Global personalities gathered to hear CEO Tim Gomez toast original exhibits — including some rare recovered items — at the new Dixon Ticonderoga National Museum & Fine Art Gallery’s grand opening last weekend in Lake Mary, Florida.
A once-stolen Norman Rockwell painting valued at over $1 million entitled "Grandfather and Grandson," featuring Dixon Ticonderoga’s familiar yellow #2 pencil, greeted gallery visitors as Gomez described its provenance.
“Recovering stolen paintings is rare,” Gomez said. “We thought it was time to share this classic art with the public. It’s just too magnificent to remain in storage.”
The portrait, kept in the corporation’s private collection, will be viewable by appointment only. Two other Rockwell companion pieces have not been recovered.
Interviews with Dixon Ticonderoga officials revealed a rich history and remarkable growth under Gomez’s leadership over the last five years. During the festivities, seven individuals were inducted as premier members of the company’s hall of fame, including Gino Pala, who was behind the 1983 merger creating the company, and Diego Cespedes, president and CEO of the firm’s parent company, Grupo Fila Dixon, S.A. de C.V.

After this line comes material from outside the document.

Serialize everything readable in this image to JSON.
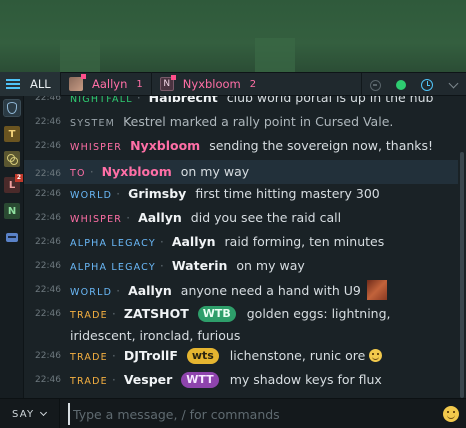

Also inducted were China branch liaison Tommy Lin; administrative executive Donna Johnson; Georgia manufacturing director Sandy Hill; former SVP of sales Tony Rufo; and museum historian and curator Donna Cochran, a longtime executive team member.
The Dixon Ticonderoga National Museum and Fine Art Gallery, located at 615 Crescent Executive Court in Lake Mary, Florida, will be open to visitors by appointment. School groups will be able to access a workshop area during field trips by making reservations.
Headquartered in Lake Mary, Dixon Ticonderoga Co. manufactures and markets a wide range of school supplies, writing instruments, art materials and office supplies under the Ticonderoga, Prang, Dixon, Oriole, Das, Maimeri and Lyra brands.